Investigators said “a chain of unfortunate circumstances” led to the deaths of nine people during the concert in Roskilde, Denmark on June 30. The report, released December 19, said there was no need for further criminal investigation.

The crush occurred as the Pearl Jam was playing before a crowd of about 50,000 people in Roskilde, about 25 miles west of Copenhagen. Eight people were trampled to death and 43 more injured. An Australian man died of his injuries a few days later.

The crowd’s push forward to the stage because of poor listening conditions was “the mostimportant reason for the accident,” the report said. Organizers were slow to realize what washappening, and once they did, there were conflicts over who had the authority to stop the concert,investigators said.

“It is significant that once the concert was stopped, it took a long time to make the audience move back,” the report said. On large television screens at the festival site, Pearl Jam members could be seen shouting to the crowd to back up.

The 24-page document was based on 977 interviews with band members, organizers, rescue workers and others.

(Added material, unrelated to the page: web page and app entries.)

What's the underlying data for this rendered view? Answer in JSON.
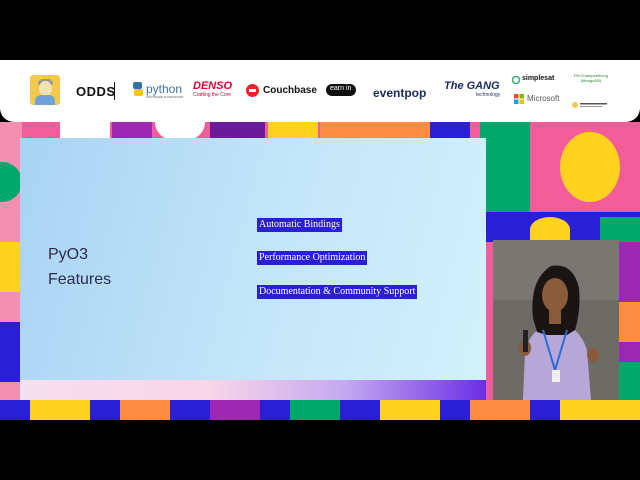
{
  "sponsors": {
    "odds": "ODDS",
    "python": "python",
    "python_sub": "SOFTWARE FOUNDATION",
    "denso": "DENSO",
    "denso_sub": "Crafting the Core",
    "couchbase": "Couchbase",
    "earnin": "earn in",
    "eventpop": "eventpop",
    "thegang": "The GANG",
    "thegang_sub": "technology",
    "simplesat": "simplesat",
    "microsoft": "Microsoft",
    "person_name": "Piti Champeethong",
    "person_sub": "(MongoDB)"
  },
  "slide": {
    "title_line1": "PyO3",
    "title_line2": "Features",
    "features": [
      "Automatic Bindings",
      "Performance Optimization",
      "Documentation & Community Support"
    ]
  },
  "colors": {
    "feature_highlight": "#2b1fd6",
    "python_blue": "#3572a5",
    "denso_red": "#dc0032",
    "couchbase_red": "#ea2328",
    "eventpop_navy": "#1a2a5e",
    "simplesat_green": "#2eb872"
  }
}
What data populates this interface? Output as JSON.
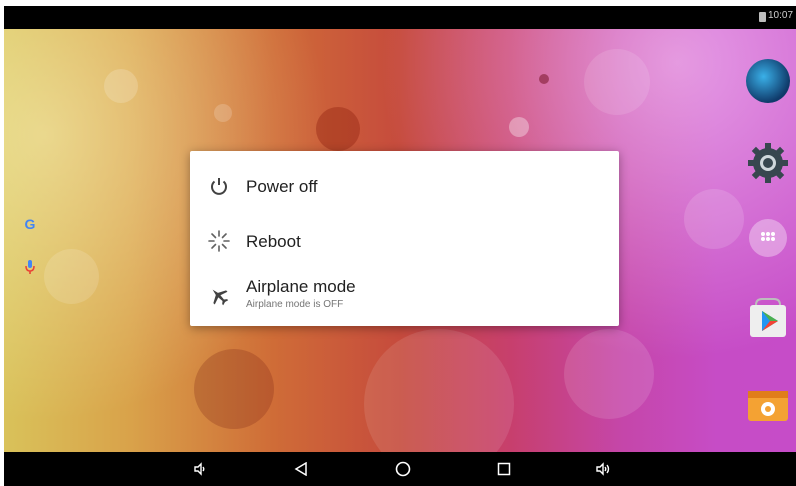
{
  "status_bar": {
    "time": "10:07"
  },
  "power_menu": {
    "items": [
      {
        "label": "Power off"
      },
      {
        "label": "Reboot"
      },
      {
        "label": "Airplane mode",
        "sublabel": "Airplane mode is OFF"
      }
    ]
  },
  "home_screen": {
    "left_widgets": [
      "google-search-icon",
      "voice-search-icon"
    ],
    "right_dock": [
      "browser-globe-icon",
      "settings-app-icon",
      "app-drawer-icon",
      "play-store-icon",
      "tools-app-icon"
    ]
  },
  "nav_bar": {
    "buttons": [
      "volume-down-icon",
      "back-icon",
      "home-icon",
      "recents-icon",
      "volume-up-icon"
    ]
  },
  "colors": {
    "dialog_bg": "#ffffff",
    "nav_bg": "#000000",
    "text_primary": "#212121",
    "text_secondary": "#757575"
  }
}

The Roskilde rock festival, one of Europe’s oldest, was first held in 1971 and was inspired by the 1969 Woodstock Festival in upstate New York.